I've been reviewing so many albums lately by established bands who broke up every time the wind changed that it seems almost surprising to find one that's never called it quits, though I believe it came close for Hypocrisy in 1997. They were formed back in 1991 and guitarist Peter Tägtgren (and soon vocalis) and bassist Mikael Hedlund have held their spots in the line-up ever since. Drummer Reidar Horghagen, who joined in 2004, is only the band's second and Tomas Elofsson is the fourth guitarist to play alongside Tägtgren. He's been there since 2010, meaning that he's played on two of their thirteen studio albums.
I remember Hypocrisy starting out as brutal death metal, due apparently to Tägtgren's residence in Florida for three years during the eighties. However, I also remembering them shifting towards the Gothenburg style more favoured in their native Sweden, though they're from a long way away in Ludvika, and this feels like a strong mix of the two styles, with the melodic side front and center but some brutality left in Tägtgren's vocals and the somewhat downtuned back end. This is a little lower and a little slower than melodeath tends to be, though there are faster sections too. I much prefer melodic to brutal but I like this mix too.
Worship kicks the album off well, with an intro reminiscent of Cyclone Temple and plenty of faster sections with incessant double bass drumming. It's a good song, but Chemical Whore is better and Greedy Bastards isn't bad at all and Hypocrisy aren't resting on their laurels after all these years, that's for sure, even though it's been eight years since their previous album, End of Disclosure. If they felt like they needed a break, they've benefitted from it, because this feels like they have all the energy and drive that they had back in the nineties.
If there's a downside early on, it's that the lyrics are utterly routine cynicism. They revolve around social issues but are always told from a very simplistic us vs. them mindset, whether they're about religion or drugs or climate change or the economy or whatever. There are occasional moments of lyrical style, such as when Children of the Gray begins with "What a beautiful day to die", but they mostly remind of rebellious teenage poetry and that's unfortunate, given that Tägtgren's vocals are so easy to understand, even though he stays harsh throughout.
There are eleven tracks on offer and they're agreeably varied without ever drifting too far from a central Hypocrisy sound. Dead World is a bit more brutal, complete with a bleak scream to open it up, though it also wanders into groove metal. We're the Walking Dead is a solid slow chugger, not my favourite approach for melodeath but done well here. What's totally up my alley is the thrashy Another Day and the oddly infectious Children of the Gray, my favourite song here after Chemical Whore. In fact, the whole second half is a strong, consistent ride, all the way to a peach of a closer in Gods of the Underground.
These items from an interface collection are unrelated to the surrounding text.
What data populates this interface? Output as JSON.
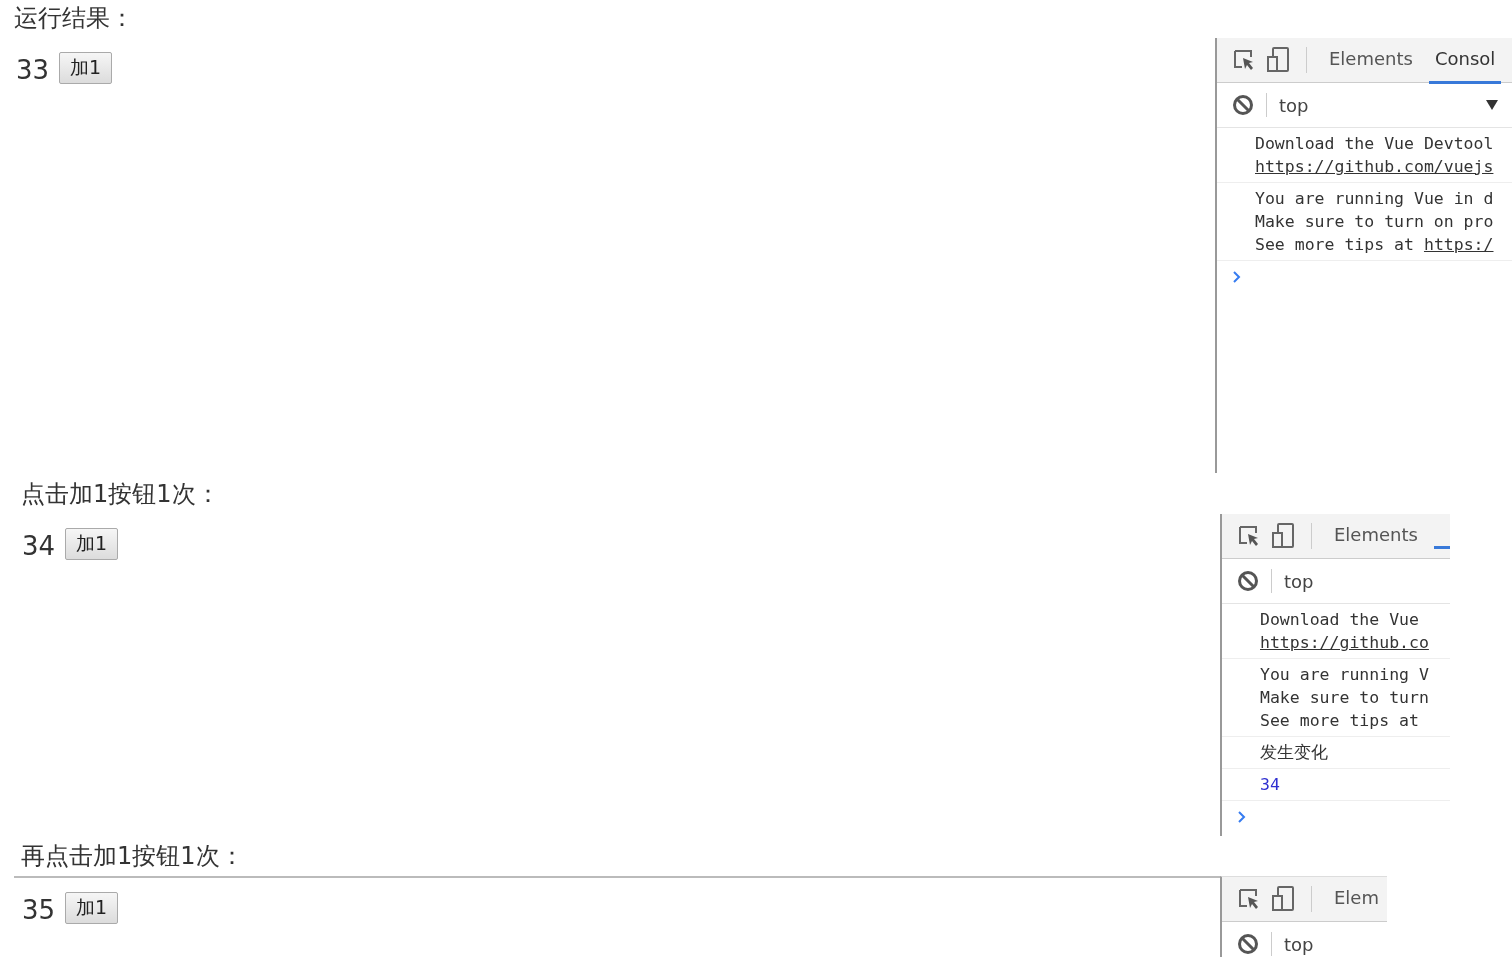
{
  "sections": [
    {
      "caption": "运行结果：",
      "count": "33",
      "button": "加1",
      "devtools": {
        "tabs": [
          {
            "label": "Elements",
            "selected": false
          },
          {
            "label": "Consol",
            "selected": true
          }
        ],
        "context": "top",
        "show_dropdown": true,
        "messages": [
          {
            "kind": "text",
            "lines": [
              {
                "text": "Download the Vue Devtool"
              },
              {
                "link": "https://github.com/vuejs"
              }
            ]
          },
          {
            "kind": "text",
            "lines": [
              {
                "text": "You are running Vue in d"
              },
              {
                "text": "Make sure to turn on pro"
              },
              {
                "text": "See more tips at",
                "link": "https:/"
              }
            ]
          }
        ]
      }
    },
    {
      "caption": "点击加1按钮1次：",
      "count": "34",
      "button": "加1",
      "devtools": {
        "tabs": [
          {
            "label": "Elements",
            "selected": false
          },
          {
            "selected": true
          }
        ],
        "context": "top",
        "show_dropdown": false,
        "messages": [
          {
            "kind": "text",
            "lines": [
              {
                "text": "Download the Vue"
              },
              {
                "link": "https://github.co"
              }
            ]
          },
          {
            "kind": "text",
            "lines": [
              {
                "text": "You are running V"
              },
              {
                "text": "Make sure to turn"
              },
              {
                "text": "See more tips at"
              }
            ]
          },
          {
            "kind": "text",
            "lines": [
              {
                "text": "发生变化"
              }
            ]
          },
          {
            "kind": "number",
            "lines": [
              {
                "text": "34"
              }
            ]
          }
        ]
      }
    },
    {
      "caption": "再点击加1按钮1次：",
      "count": "35",
      "button": "加1",
      "devtools": {
        "tabs": [
          {
            "label": "Elem",
            "selected": false
          }
        ],
        "context": "top",
        "show_dropdown": false
      }
    }
  ]
}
I'm impressed by how much this one is growing on me. I've always liked Hypocrisy but they're one of those bands who I can listen to and enjoy, then move right onto something else. They aren't one of those bands who I replay frequently or even seek out. Maybe it's just been too long since I gave one of their albums a listen, though, because this feels stronger than I remember them being. It's not the greatest melodic death metal album ever recorded, but neither is it something to dismiss either. It sounds good on a first listen and then grows each time through, especially the deceptive second half.
Hypocrisy have been away for a while. I'm a little surprised by how happy I am to hear them back.